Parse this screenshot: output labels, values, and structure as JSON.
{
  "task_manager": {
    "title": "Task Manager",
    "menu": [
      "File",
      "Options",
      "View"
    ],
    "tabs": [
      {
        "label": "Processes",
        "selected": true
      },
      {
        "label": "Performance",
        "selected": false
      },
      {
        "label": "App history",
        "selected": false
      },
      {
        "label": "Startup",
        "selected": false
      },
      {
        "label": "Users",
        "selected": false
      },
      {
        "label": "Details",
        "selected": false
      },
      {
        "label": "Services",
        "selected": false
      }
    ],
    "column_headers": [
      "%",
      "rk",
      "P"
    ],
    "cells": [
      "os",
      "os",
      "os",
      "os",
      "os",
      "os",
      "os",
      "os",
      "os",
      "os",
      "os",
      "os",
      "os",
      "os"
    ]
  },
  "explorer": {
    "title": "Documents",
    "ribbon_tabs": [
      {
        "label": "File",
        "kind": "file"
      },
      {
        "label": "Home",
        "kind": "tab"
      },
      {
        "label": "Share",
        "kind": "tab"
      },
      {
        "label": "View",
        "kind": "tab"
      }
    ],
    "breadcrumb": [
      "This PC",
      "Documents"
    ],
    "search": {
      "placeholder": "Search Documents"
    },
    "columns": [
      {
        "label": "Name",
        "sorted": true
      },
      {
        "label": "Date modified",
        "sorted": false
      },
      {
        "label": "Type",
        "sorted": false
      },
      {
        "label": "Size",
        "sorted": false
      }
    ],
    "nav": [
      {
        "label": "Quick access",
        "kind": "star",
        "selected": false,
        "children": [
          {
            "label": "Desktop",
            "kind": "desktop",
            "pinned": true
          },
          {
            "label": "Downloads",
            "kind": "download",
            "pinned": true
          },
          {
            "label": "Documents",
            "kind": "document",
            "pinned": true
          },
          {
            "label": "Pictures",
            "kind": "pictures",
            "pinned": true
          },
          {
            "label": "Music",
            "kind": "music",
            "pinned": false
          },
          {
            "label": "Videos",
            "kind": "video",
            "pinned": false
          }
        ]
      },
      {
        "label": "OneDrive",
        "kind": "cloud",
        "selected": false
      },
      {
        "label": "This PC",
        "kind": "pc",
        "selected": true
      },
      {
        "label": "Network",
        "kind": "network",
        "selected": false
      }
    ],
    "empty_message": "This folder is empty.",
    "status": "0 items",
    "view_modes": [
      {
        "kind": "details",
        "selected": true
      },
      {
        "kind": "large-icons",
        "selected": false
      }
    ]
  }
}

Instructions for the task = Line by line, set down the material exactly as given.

Task result =
Parse this screenshot: output labels, values, and structure as JSON.
{
  "task_manager": {
    "title": "Task Manager",
    "menu": [
      "File",
      "Options",
      "View"
    ],
    "tabs": [
      {
        "label": "Processes",
        "selected": true
      },
      {
        "label": "Performance",
        "selected": false
      },
      {
        "label": "App history",
        "selected": false
      },
      {
        "label": "Startup",
        "selected": false
      },
      {
        "label": "Users",
        "selected": false
      },
      {
        "label": "Details",
        "selected": false
      },
      {
        "label": "Services",
        "selected": false
      }
    ],
    "column_headers": [
      "%",
      "rk",
      "P"
    ],
    "cells": [
      "os",
      "os",
      "os",
      "os",
      "os",
      "os",
      "os",
      "os",
      "os",
      "os",
      "os",
      "os",
      "os",
      "os"
    ]
  },
  "explorer": {
    "title": "Documents",
    "ribbon_tabs": [
      {
        "label": "File",
        "kind": "file"
      },
      {
        "label": "Home",
        "kind": "tab"
      },
      {
        "label": "Share",
        "kind": "tab"
      },
      {
        "label": "View",
        "kind": "tab"
      }
    ],
    "breadcrumb": [
      "This PC",
      "Documents"
    ],
    "search": {
      "placeholder": "Search Documents"
    },
    "columns": [
      {
        "label": "Name",
        "sorted": true
      },
      {
        "label": "Date modified",
        "sorted": false
      },
      {
        "label": "Type",
        "sorted": false
      },
      {
        "label": "Size",
        "sorted": false
      }
    ],
    "nav": [
      {
        "label": "Quick access",
        "kind": "star",
        "selected": false,
        "children": [
          {
            "label": "Desktop",
            "kind": "desktop",
            "pinned": true
          },
          {
            "label": "Downloads",
            "kind": "download",
            "pinned": true
          },
          {
            "label": "Documents",
            "kind": "document",
            "pinned": true
          },
          {
            "label": "Pictures",
            "kind": "pictures",
            "pinned": true
          },
          {
            "label": "Music",
            "kind": "music",
            "pinned": false
          },
          {
            "label": "Videos",
            "kind": "video",
            "pinned": false
          }
        ]
      },
      {
        "label": "OneDrive",
        "kind": "cloud",
        "selected": false
      },
      {
        "label": "This PC",
        "kind": "pc",
        "selected": true
      },
      {
        "label": "Network",
        "kind": "network",
        "selected": false
      }
    ],
    "empty_message": "This folder is empty.",
    "status": "0 items",
    "view_modes": [
      {
        "kind": "details",
        "selected": true
      },
      {
        "kind": "large-icons",
        "selected": false
      }
    ]
  }
}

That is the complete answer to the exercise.